Siberian Spruce (Picea obovata, syn. Picea abies subsp. obovata) is a spruce native to Siberia, from the Ural Mountains east to Magadan Oblast, and from the arctic tree line south to the Altay Mountains in northwestern Mongolia.
It is a medium-sized evergreen tree growing to 15-35 m tall, and with a trunk diameter of up to 1.5 m, and a conical crown with drooping branchlets. The shoots are orange-brown, with variably scattered to dense pubescence. The leaves are needle-like, 1-2 cm long, rhombic in cross-section, shiny green to grayish-green with inconspicuous stomatal lines; the leaves subtending a bud are distinctively angled out at a greater angle than the rest of the leaves (a character shared by only two or three other spruces). The cones are cylindric-conic, 5-10 cm long and 1.5-2 cm broad, green or purple, maturing glossy brown 4-6 months after pollination, and have stiff, smoothly rounded scales.
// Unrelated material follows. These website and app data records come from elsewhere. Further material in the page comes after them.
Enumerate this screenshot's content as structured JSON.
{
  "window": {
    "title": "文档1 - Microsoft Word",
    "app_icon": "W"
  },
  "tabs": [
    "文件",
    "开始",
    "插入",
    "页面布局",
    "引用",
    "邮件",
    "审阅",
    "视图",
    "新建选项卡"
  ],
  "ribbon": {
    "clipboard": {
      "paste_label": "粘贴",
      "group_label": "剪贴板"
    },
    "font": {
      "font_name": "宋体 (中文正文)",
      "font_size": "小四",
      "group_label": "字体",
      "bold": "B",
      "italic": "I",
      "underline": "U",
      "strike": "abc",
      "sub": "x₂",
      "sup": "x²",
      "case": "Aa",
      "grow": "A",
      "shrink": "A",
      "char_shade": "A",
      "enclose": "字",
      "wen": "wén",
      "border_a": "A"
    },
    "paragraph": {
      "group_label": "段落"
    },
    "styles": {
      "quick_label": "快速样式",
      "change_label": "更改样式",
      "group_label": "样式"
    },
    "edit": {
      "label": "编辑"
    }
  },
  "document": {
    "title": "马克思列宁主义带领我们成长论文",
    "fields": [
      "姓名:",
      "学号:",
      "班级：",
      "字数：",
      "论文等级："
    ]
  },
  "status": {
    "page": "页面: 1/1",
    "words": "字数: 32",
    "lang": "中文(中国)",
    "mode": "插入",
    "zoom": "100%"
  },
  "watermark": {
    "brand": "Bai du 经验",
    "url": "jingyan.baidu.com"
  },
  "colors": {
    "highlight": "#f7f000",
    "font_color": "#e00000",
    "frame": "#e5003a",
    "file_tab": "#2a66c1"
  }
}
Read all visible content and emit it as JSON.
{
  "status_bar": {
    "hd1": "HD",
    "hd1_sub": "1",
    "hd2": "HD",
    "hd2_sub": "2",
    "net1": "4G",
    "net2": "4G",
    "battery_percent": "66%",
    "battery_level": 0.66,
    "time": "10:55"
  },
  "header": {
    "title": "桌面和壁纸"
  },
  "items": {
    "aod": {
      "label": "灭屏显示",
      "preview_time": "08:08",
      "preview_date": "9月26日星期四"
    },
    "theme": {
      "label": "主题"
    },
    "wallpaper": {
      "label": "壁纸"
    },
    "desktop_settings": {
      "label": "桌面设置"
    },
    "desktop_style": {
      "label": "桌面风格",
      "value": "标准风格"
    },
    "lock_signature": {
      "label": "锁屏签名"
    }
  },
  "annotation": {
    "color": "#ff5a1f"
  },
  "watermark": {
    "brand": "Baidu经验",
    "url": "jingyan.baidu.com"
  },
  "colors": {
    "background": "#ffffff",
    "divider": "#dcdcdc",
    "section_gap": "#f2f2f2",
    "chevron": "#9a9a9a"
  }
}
Siberian Spruce hybridises extensively with Norway Spruce where the two species (or subspecies) meet in northeastern Europe; trees over a broad area from extreme northeast Norway and northern Finland east to the Ural Mountains are classified as the hybrid Picea × fennica (Regel) Komarov (or P. × subsp. fennica, if the two taxa are considered subspecies); they differ from typical P. obovata from east of the Urals in having cones with less smoothly rounded, often triangular-pointed, scales.